For MarylandReporter.com

Democratic lawmakers in Annapolis get another bite at the apple to pass an Internet privacy law before the 2017 session ends next Monday.

In a party-line vote on Tuesday the Senate voted, 33-14,to suspend the rules and approve introduction of a late bill, Internet Consumer Privacy Rights Act of 2017. Republicans in the House of Delegates had blocked a similar measure on Monday.

The bill is in response to the recent repeal in Congress of Obama-era FCC privacy rules. President Trump signed the repeal late Monday. The repeal also prohibits the FCC from introducing similar privacy measures in the future.

Sen. Jim Rosapepe

Sen. Jim Rosapepe

The Senate bill sponsored by Sen. Jim Rosapepe, D-Prince George’s,  would enact the rules at the state level and prohibit ISPs from collecting and selling an Internet user’s personal information without explicit consent. The FCC issued the rules in October but they had yet to take effect.

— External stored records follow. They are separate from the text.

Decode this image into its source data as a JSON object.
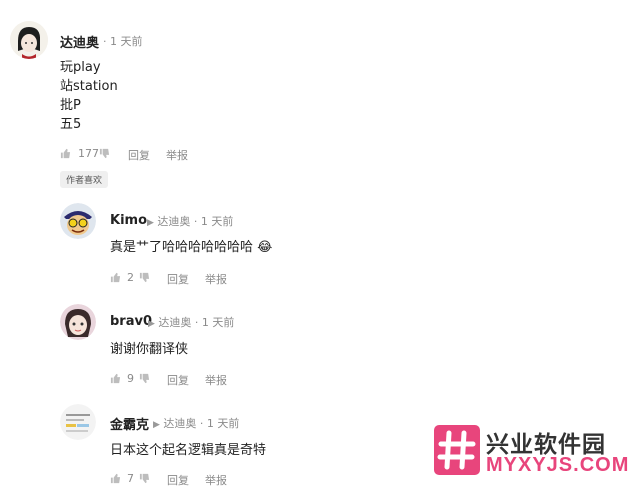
{
  "comments": [
    {
      "user": "达迪奥",
      "time": "1 天前",
      "lines": [
        "玩play",
        "站station",
        "批P",
        "五5"
      ],
      "likes": "177",
      "reply": "回复",
      "report": "举报",
      "badge": "作者喜欢"
    },
    {
      "user": "Kimo",
      "reply_to": "达迪奥",
      "time": "1 天前",
      "text": "真是艹了哈哈哈哈哈哈哈",
      "emoji": "😂",
      "likes": "2",
      "reply": "回复",
      "report": "举报"
    },
    {
      "user": "brav0",
      "reply_to": "达迪奥",
      "time": "1 天前",
      "text": "谢谢你翻译侠",
      "likes": "9",
      "reply": "回复",
      "report": "举报"
    },
    {
      "user": "金霸克",
      "reply_to": "达迪奥",
      "time": "1 天前",
      "text": "日本这个起名逻辑真是奇特",
      "likes": "7",
      "reply": "回复",
      "report": "举报"
    }
  ],
  "watermark": {
    "name": "兴业软件园",
    "url": "MYXYJS.COM"
  },
  "colors": {
    "meta": "#8a8a8a",
    "brand_pink": "#e8457c",
    "brand_text": "#333333"
  }
}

“This is really an emergency,” Rosapepe said when introducing the late bill, SB1200. “Last night President Trump signed legislation repealing the FCC’s Internet privacy rules. Those rules barred Internet service providers from selling your personal information.”

“This bill simply takes those [Obama] rules and puts them into state law,” Rosapepe said. He said bills were moving in Minnesota and other states along the same lines in response to the repeal.

Blocked in the House

Rosapepe introduced the emergency bill after Republicans in the House of Delegates found enough votes on Monday to block a similar bill offered by House Majority Leader Bill Frick, a Democrat.

Frick needed 94 votes in the 141-seat chamber to introduce the bill — because it came within 35-days of the end of session. But the vote failed 90-45 strictly along party lines.  

If the bill clears the Senate it will likely go to the House Rules Committee and then be referred to the Economic Matters Committee. Passage would appear likely if it hits the House floor before Monday at midnight when the 90-day session must legally end. At that point only 71 votes would be needed for passage.

27 Democratic co-sponsors

The Senate Finance Committee will take up Rosapepe’s bill Wednesday. It has 27 Democratic co-sponsors, including the committee chair, Thomas “Mac” Middleton.

While repeal has alarmed Internet privacy advocates, major ISPs and telecoms like Comcast, AT&T and Verizon say the repeal levels the playing field with major search engines and content providers like Google and Yahoo, which already collect and share personal information.

Senate Minority Leader J.B Jennings objected to the late filing and said the purpose of the repeal was not as portrayed in news reports.

He said major search engines already collect Internet user’s date and repeal of the Obama rule was an attempt to level the playing field for ISPs.

“If you think your Internet information is not being sold already, it is,” Jennings said. “Every search engine you go to and everything you type is being sold to other companies.”

“There is a disparity and what they’re trying to do on the federal side is bring [ISPs and search engines] into balance.” He said. He said any bill being considered this late should include a prohibition against search engines collecting and selling personal data.

Sen. Brian Feldman, D-Montgomery, countered Jennings, saying that there was a major difference between ISPs and search engines. He said people who pay for Internet service should not have their data sold.

“Search engines are free,” Feldman said in support of Rosapepe’s bill. “That’s a huge distinction [and] these are not equal players.”

Frisk said he was hopeful that enough time remained to pass the bill and lauded the Senate’s efforts to move the bill.

“I’m glad the Senate had the courage to take up this very important issue,” Frick said.

dcmenefee@atlanticbb.net